Social Innovation: Visualizing the movement of bikeshare bikes around the Center for Total Health, Washington, DC

Watch this full screen. You can see the huge influx of people to Washington, DC’s Union Station in the morning, the proportion of people with bikeshare accounts (blue lines) versus “casual riders” who rent on the fly, likely tourists (red lines), who are part of an afternoon outflux. The Center for Total Health (@KPTotalHealth) is … Continue reading Social Innovation: Visualizing the movement of bikeshare bikes around the Center for Total Health, Washington, DC

Latest adoption data for kp.org

Latest adoption data for kp.org

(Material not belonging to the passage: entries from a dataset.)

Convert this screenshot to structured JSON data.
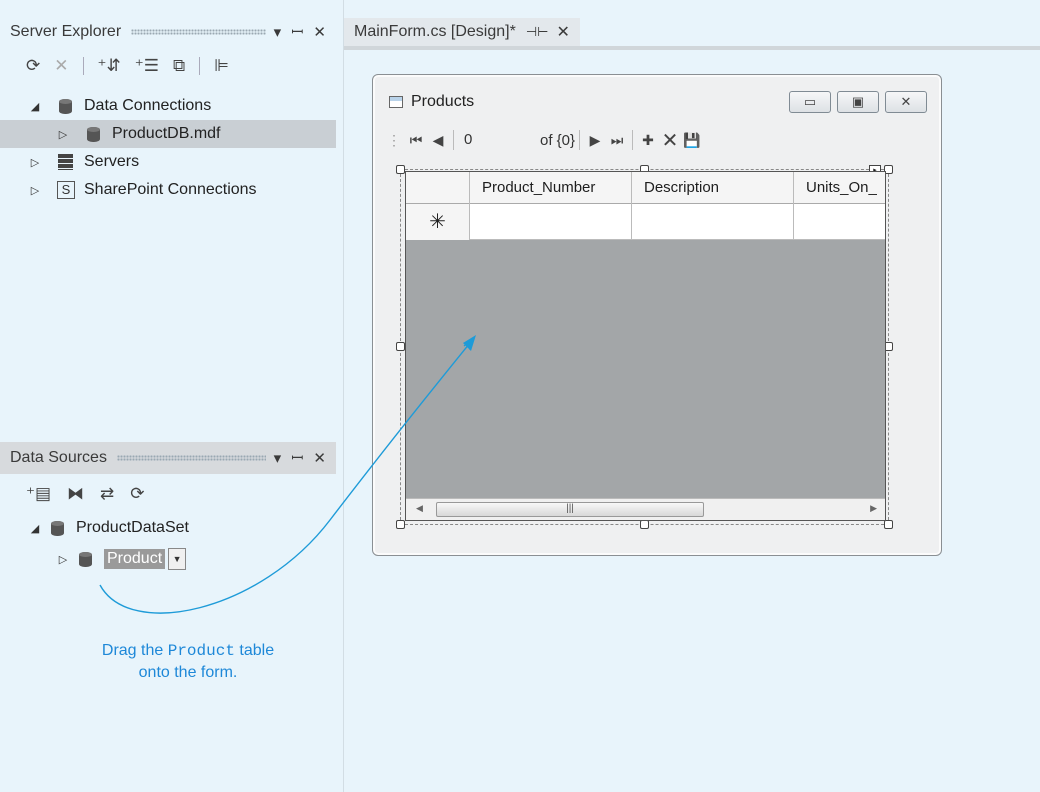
{
  "server_explorer": {
    "title": "Server Explorer",
    "pin": "↓ Ч",
    "close": "✕",
    "tree": [
      {
        "label": "Data Connections",
        "expanded": true
      },
      {
        "label": "ProductDB.mdf",
        "selected": true
      },
      {
        "label": "Servers"
      },
      {
        "label": "SharePoint Connections"
      }
    ]
  },
  "data_sources": {
    "title": "Data Sources",
    "pin": "▾ Ч",
    "close": "✕",
    "dataset": "ProductDataSet",
    "table": "Product"
  },
  "document": {
    "tab_label": "MainForm.cs [Design]*",
    "tab_close": "✕"
  },
  "form": {
    "title": "Products",
    "nav": {
      "position": "0",
      "count": "of {0}"
    },
    "grid_columns": [
      "Product_Number",
      "Description",
      "Units_On_"
    ],
    "new_row_marker": "✳"
  },
  "callout": {
    "prefix": "Drag the",
    "code": "Product",
    "suffix": "table",
    "line2": "onto the form."
  },
  "colors": {
    "background": "#e8f4fb",
    "arrow": "#1e9bd8",
    "callout_text": "#1e88d8",
    "grid_area": "#a3a6a8"
  }
}
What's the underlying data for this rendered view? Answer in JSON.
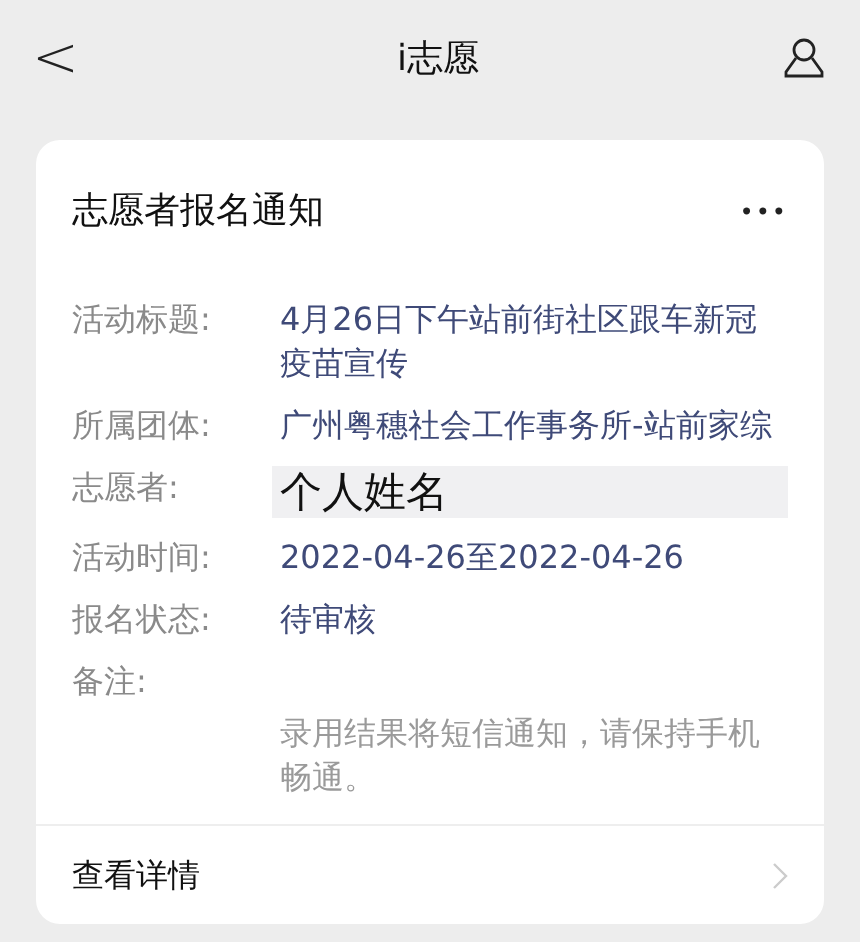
{
  "nav": {
    "back": "<",
    "title": "i志愿"
  },
  "card": {
    "title": "志愿者报名通知",
    "more": "•••",
    "fields": [
      {
        "label": "活动标题:",
        "value": "4月26日下午站前街社区跟车新冠疫苗宣传",
        "kind": "value"
      },
      {
        "label": "所属团体:",
        "value": "广州粤穗社会工作事务所-站前家综",
        "kind": "value"
      },
      {
        "label": "志愿者:",
        "value": "个人姓名",
        "kind": "name"
      },
      {
        "label": "活动时间:",
        "value": "2022-04-26至2022-04-26",
        "kind": "value"
      },
      {
        "label": "报名状态:",
        "value": "待审核",
        "kind": "value"
      },
      {
        "label": "备注:",
        "value": "录用结果将短信通知，请保持手机畅通。",
        "kind": "note"
      }
    ],
    "footer": "查看详情"
  }
}
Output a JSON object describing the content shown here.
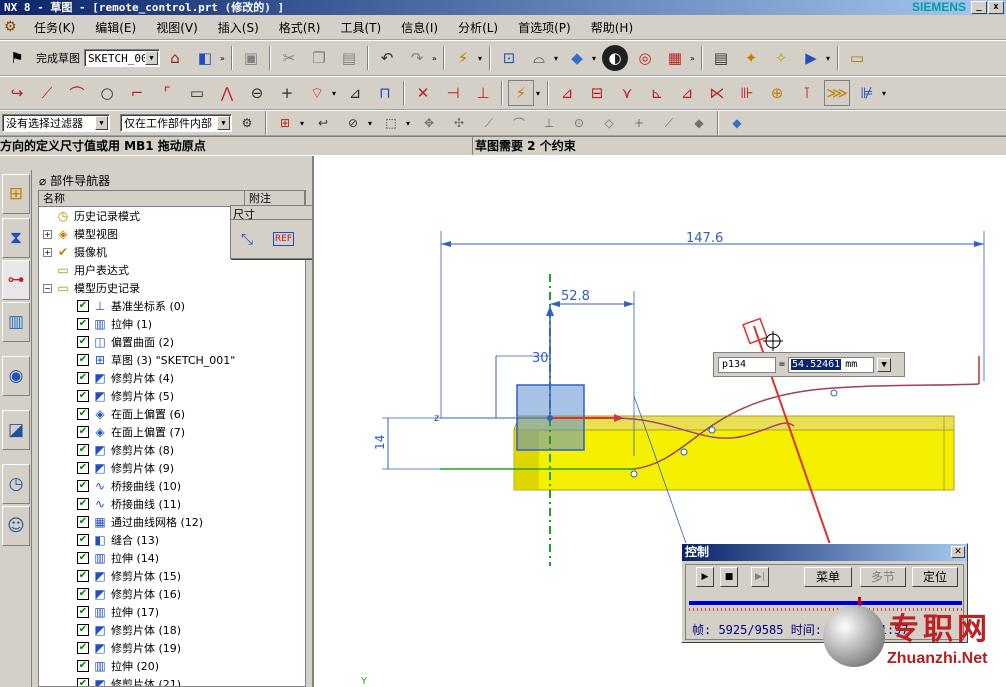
{
  "title": {
    "text": "NX 8 - 草图 - [remote_control.prt (修改的) ]",
    "brand": "SIEMENS"
  },
  "menu": [
    "任务(K)",
    "编辑(E)",
    "视图(V)",
    "插入(S)",
    "格式(R)",
    "工具(T)",
    "信息(I)",
    "分析(L)",
    "首选项(P)",
    "帮助(H)"
  ],
  "toolbar1": {
    "finish_sketch": "完成草图",
    "sketch_name": "SKETCH_005"
  },
  "toolbar3": {
    "filter": "没有选择过滤器",
    "scope": "仅在工作部件内部"
  },
  "status": {
    "left": "方向的定义尺寸值或用 MB1 拖动原点",
    "right": "草图需要 2 个约束"
  },
  "navigator": {
    "title": "部件导航器",
    "col_name": "名称",
    "col_note": "附注",
    "items": [
      {
        "label": "历史记录模式",
        "level": 0,
        "expander": "",
        "icon": "clock-icon",
        "glyph": "◷",
        "check": false
      },
      {
        "label": "模型视图",
        "level": 0,
        "expander": "+",
        "icon": "view-icon",
        "glyph": "◈",
        "check": false
      },
      {
        "label": "摄像机",
        "level": 0,
        "expander": "+",
        "icon": "camera-icon",
        "glyph": "✔",
        "check": false
      },
      {
        "label": "用户表达式",
        "level": 0,
        "expander": "",
        "icon": "folder-icon",
        "glyph": "▭",
        "check": false
      },
      {
        "label": "模型历史记录",
        "level": 0,
        "expander": "−",
        "icon": "folder-open-icon",
        "glyph": "▭",
        "check": false
      },
      {
        "label": "基准坐标系 (0)",
        "level": 1,
        "icon": "datum-csys-icon",
        "glyph": "⊥",
        "check": true
      },
      {
        "label": "拉伸 (1)",
        "level": 1,
        "icon": "extrude-icon",
        "glyph": "▥",
        "check": true
      },
      {
        "label": "偏置曲面 (2)",
        "level": 1,
        "icon": "offset-surface-icon",
        "glyph": "◫",
        "check": true
      },
      {
        "label": "草图 (3) \"SKETCH_001\"",
        "level": 1,
        "icon": "sketch-icon",
        "glyph": "⊞",
        "check": true
      },
      {
        "label": "修剪片体 (4)",
        "level": 1,
        "icon": "trim-sheet-icon",
        "glyph": "◩",
        "check": true
      },
      {
        "label": "修剪片体 (5)",
        "level": 1,
        "icon": "trim-sheet-icon",
        "glyph": "◩",
        "check": true
      },
      {
        "label": "在面上偏置 (6)",
        "level": 1,
        "icon": "offset-in-face-icon",
        "glyph": "◈",
        "check": true
      },
      {
        "label": "在面上偏置 (7)",
        "level": 1,
        "icon": "offset-in-face-icon",
        "glyph": "◈",
        "check": true
      },
      {
        "label": "修剪片体 (8)",
        "level": 1,
        "icon": "trim-sheet-icon",
        "glyph": "◩",
        "check": true
      },
      {
        "label": "修剪片体 (9)",
        "level": 1,
        "icon": "trim-sheet-icon",
        "glyph": "◩",
        "check": true
      },
      {
        "label": "桥接曲线 (10)",
        "level": 1,
        "icon": "bridge-curve-icon",
        "glyph": "∿",
        "check": true
      },
      {
        "label": "桥接曲线 (11)",
        "level": 1,
        "icon": "bridge-curve-icon",
        "glyph": "∿",
        "check": true
      },
      {
        "label": "通过曲线网格 (12)",
        "level": 1,
        "icon": "curve-mesh-icon",
        "glyph": "▦",
        "check": true
      },
      {
        "label": "缝合 (13)",
        "level": 1,
        "icon": "sew-icon",
        "glyph": "◧",
        "check": true
      },
      {
        "label": "拉伸 (14)",
        "level": 1,
        "icon": "extrude-icon",
        "glyph": "▥",
        "check": true
      },
      {
        "label": "修剪片体 (15)",
        "level": 1,
        "icon": "trim-sheet-icon",
        "glyph": "◩",
        "check": true
      },
      {
        "label": "修剪片体 (16)",
        "level": 1,
        "icon": "trim-sheet-icon",
        "glyph": "◩",
        "check": true
      },
      {
        "label": "拉伸 (17)",
        "level": 1,
        "icon": "extrude-icon",
        "glyph": "▥",
        "check": true
      },
      {
        "label": "修剪片体 (18)",
        "level": 1,
        "icon": "trim-sheet-icon",
        "glyph": "◩",
        "check": true
      },
      {
        "label": "修剪片体 (19)",
        "level": 1,
        "icon": "trim-sheet-icon",
        "glyph": "◩",
        "check": true
      },
      {
        "label": "拉伸 (20)",
        "level": 1,
        "icon": "extrude-icon",
        "glyph": "▥",
        "check": true
      },
      {
        "label": "修剪片体 (21)",
        "level": 1,
        "icon": "trim-sheet-icon",
        "glyph": "◩",
        "check": true
      }
    ]
  },
  "dim_popup": {
    "title": "尺寸",
    "ref_label": "REF"
  },
  "sketch": {
    "dim_147": "147.6",
    "dim_52": "52.8",
    "dim_30": "30",
    "dim_14": "14",
    "axis_z": "z",
    "axis_y": "Y"
  },
  "input_box": {
    "name": "p134",
    "equals": "=",
    "value": "54.52461",
    "unit": "mm"
  },
  "control": {
    "title": "控制",
    "menu_label": "菜单",
    "step_label": "多节",
    "locate_label": "定位",
    "slider_fraction": 0.62,
    "frame_text": "帧: 5925/9585 时间: 10:45:31:57"
  },
  "watermark": {
    "cn": "专职网",
    "url": "Zhuanzhi.Net"
  },
  "colors": {
    "title_blue": "#0a246a",
    "part_yellow": "#f5f000",
    "dim_blue": "#3060c0",
    "axis_red": "#e03030",
    "axis_green": "#20a020"
  }
}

Yesterday on a tour of the Kaiser Permanente Center for Total Health (@KPTotalHealth), one of my esteemed guests, Larry Wolf, Health IT Strategist at Kindred Healthcare and Co-Chair, Certification and Adoption Workgroup, Health IT Policy Committee asked about the adoption curves I showed for Kaiser Permanente’s personal health record, kp.org. Because of that and since I’m giving a … Continue reading Latest adoption data for kp.org